The timing of Portman-Barry’s purchase of the two parcels is in dispute. Portman-Barry says in its complaint that its purchases came before Homart’s acquisition of the remaining lots. Homart, in its counterclaim, contends that Portman-Barry’s acquisitions came after it had contracted for the Crestline property.

Hendricks, who represents Homart in zoning matters, believes Portman-Barry’s legal action is another ploy in its long-running effort to keep out a competing development.

“I think that would be accurate,” says Hendricks. “Perhaps the purchase of the lots was to keep at bay the development of that tract.”

County Attorney Long doubts that Portman-Barry’s complaint is about access and private easement rights. “They may be right,” says Long of the accusations made by Homart’s attorneys. “It does not look like it’s about access. They have access. It’s probably about money.”

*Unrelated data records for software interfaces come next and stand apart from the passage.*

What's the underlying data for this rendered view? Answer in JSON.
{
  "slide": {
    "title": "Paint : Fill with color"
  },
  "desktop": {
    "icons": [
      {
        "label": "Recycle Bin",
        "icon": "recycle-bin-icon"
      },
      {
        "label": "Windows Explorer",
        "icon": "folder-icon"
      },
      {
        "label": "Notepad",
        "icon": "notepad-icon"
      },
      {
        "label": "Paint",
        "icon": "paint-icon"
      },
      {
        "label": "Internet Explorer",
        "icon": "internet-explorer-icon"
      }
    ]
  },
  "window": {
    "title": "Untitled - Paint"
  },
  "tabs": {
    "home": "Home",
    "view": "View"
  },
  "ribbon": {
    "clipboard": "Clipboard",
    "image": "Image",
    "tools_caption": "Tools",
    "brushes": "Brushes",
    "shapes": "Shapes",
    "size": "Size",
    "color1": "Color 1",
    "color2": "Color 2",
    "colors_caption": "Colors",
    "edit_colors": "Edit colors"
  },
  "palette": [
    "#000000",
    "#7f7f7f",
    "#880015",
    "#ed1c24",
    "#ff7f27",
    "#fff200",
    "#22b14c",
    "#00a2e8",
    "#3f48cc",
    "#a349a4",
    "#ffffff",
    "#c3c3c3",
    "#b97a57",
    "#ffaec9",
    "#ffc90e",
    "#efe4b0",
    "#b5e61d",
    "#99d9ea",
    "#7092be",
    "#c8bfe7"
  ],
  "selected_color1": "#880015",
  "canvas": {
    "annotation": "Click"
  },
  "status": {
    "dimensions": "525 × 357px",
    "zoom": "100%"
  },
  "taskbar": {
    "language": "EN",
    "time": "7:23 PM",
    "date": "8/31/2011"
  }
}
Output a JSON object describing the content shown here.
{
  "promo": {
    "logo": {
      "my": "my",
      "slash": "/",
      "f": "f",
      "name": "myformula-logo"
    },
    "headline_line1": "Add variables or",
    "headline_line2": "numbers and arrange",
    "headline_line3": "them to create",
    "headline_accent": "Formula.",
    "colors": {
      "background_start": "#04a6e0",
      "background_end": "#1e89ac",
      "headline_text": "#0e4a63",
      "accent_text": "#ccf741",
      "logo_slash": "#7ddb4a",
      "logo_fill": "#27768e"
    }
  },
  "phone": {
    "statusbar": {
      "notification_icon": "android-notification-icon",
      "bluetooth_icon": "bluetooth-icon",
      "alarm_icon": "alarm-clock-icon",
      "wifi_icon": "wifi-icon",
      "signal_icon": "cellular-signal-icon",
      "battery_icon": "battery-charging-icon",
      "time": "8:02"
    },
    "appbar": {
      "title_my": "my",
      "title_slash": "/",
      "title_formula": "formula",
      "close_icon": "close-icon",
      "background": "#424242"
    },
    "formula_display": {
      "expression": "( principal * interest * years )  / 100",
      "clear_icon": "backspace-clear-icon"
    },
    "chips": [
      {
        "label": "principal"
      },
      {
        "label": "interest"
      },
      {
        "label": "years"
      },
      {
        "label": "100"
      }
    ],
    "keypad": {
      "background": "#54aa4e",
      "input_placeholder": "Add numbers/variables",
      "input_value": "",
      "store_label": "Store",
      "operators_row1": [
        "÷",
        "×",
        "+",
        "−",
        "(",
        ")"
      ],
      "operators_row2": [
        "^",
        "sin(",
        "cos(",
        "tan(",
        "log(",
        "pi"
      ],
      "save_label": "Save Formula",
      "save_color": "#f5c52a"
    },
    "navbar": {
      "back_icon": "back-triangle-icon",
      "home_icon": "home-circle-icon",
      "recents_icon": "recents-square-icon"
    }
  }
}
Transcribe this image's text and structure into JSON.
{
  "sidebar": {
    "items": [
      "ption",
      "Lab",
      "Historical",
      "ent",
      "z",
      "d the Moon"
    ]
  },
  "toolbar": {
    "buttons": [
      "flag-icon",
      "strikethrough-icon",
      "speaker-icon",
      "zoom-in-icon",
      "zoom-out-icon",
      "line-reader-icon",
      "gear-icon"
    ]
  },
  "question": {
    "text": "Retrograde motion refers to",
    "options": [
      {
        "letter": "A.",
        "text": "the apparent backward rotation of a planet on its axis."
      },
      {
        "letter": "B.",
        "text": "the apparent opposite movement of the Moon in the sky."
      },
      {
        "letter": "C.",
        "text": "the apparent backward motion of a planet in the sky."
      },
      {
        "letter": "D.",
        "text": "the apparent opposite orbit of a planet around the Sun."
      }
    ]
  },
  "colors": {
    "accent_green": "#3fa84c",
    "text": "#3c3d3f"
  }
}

Hendricks, in the May commission meeting, told commissioners that they would be exposing the county to damages of from $278 million to $304 million if the agreement with Homart was unwound. That estimate was based on the cost to Homart of the new parkway, the interest and other expenses of carrying the undeveloped land, and its diminished value should the project be scuttled.

The existing Northpark development consists of two 18-story office buildings, and others are planned. But the soft commercial real estate market and economy on the brink of recession – as well as Portman’s $2 billion debt burden – mitigate against further building in the near future.

Frank Carter III, the senior developer with Homart, declined to discuss the litigation or his company’s plans for the prime tract southeast of Northpark. But a letter of intent filed with the Atlanta Regional Commission shows that Homart has ambitious plans to build up to six buildings: one eight-story, one 14-story, two 30-story and two 36-story buildings. A 375-room hotel also is on the drawing board. But, even in the best economic conditions, the construction would not be completed before 2013.

Harold Barry declined to return telephone calls, and Sam A. Williams, executive vice president of the Portman Companies, refused to comment referring questions to attorneys Dillard and Richard W. Wilson Jr.

Wilson, a partner with Peterson Dillard, says the dispute is simply about property rights.

“Northpark has a right to use and a desire to use those [now abandoned by the county and deeded to Homart] roadways,” says Wilson. “That point was made clear to Homart from the inception.”

Portman-Barry filed suit after the two short roads were closed and barricaded by Homart with wooden rails and barrels.

The two houses on the small tracts appear to have been abandoned for some time. But Wilson says one is being renovated and will be used by Northpark for storage.

“Homart has intentionally obstructed the plaintiff’s easement rights and has deprived the Plaintiff of access to the Property over Crestline Road and Crestline Valley Circle, thereby trespassing upon and impairing Northpark’s property right and causing Northpark irreparable harm,” says the suit.

Portman-Barry has not pushed for a temporary restraining order to enjoin Homart from destroying the old roads, but Wilson says it will if Homart apprises Portman-Barry that such demolition is about to begin.

The dispute is pure business, says Homart counsel Hendricks. “It’s not fair to couch this as animosity. There’s just a basic business concern here.”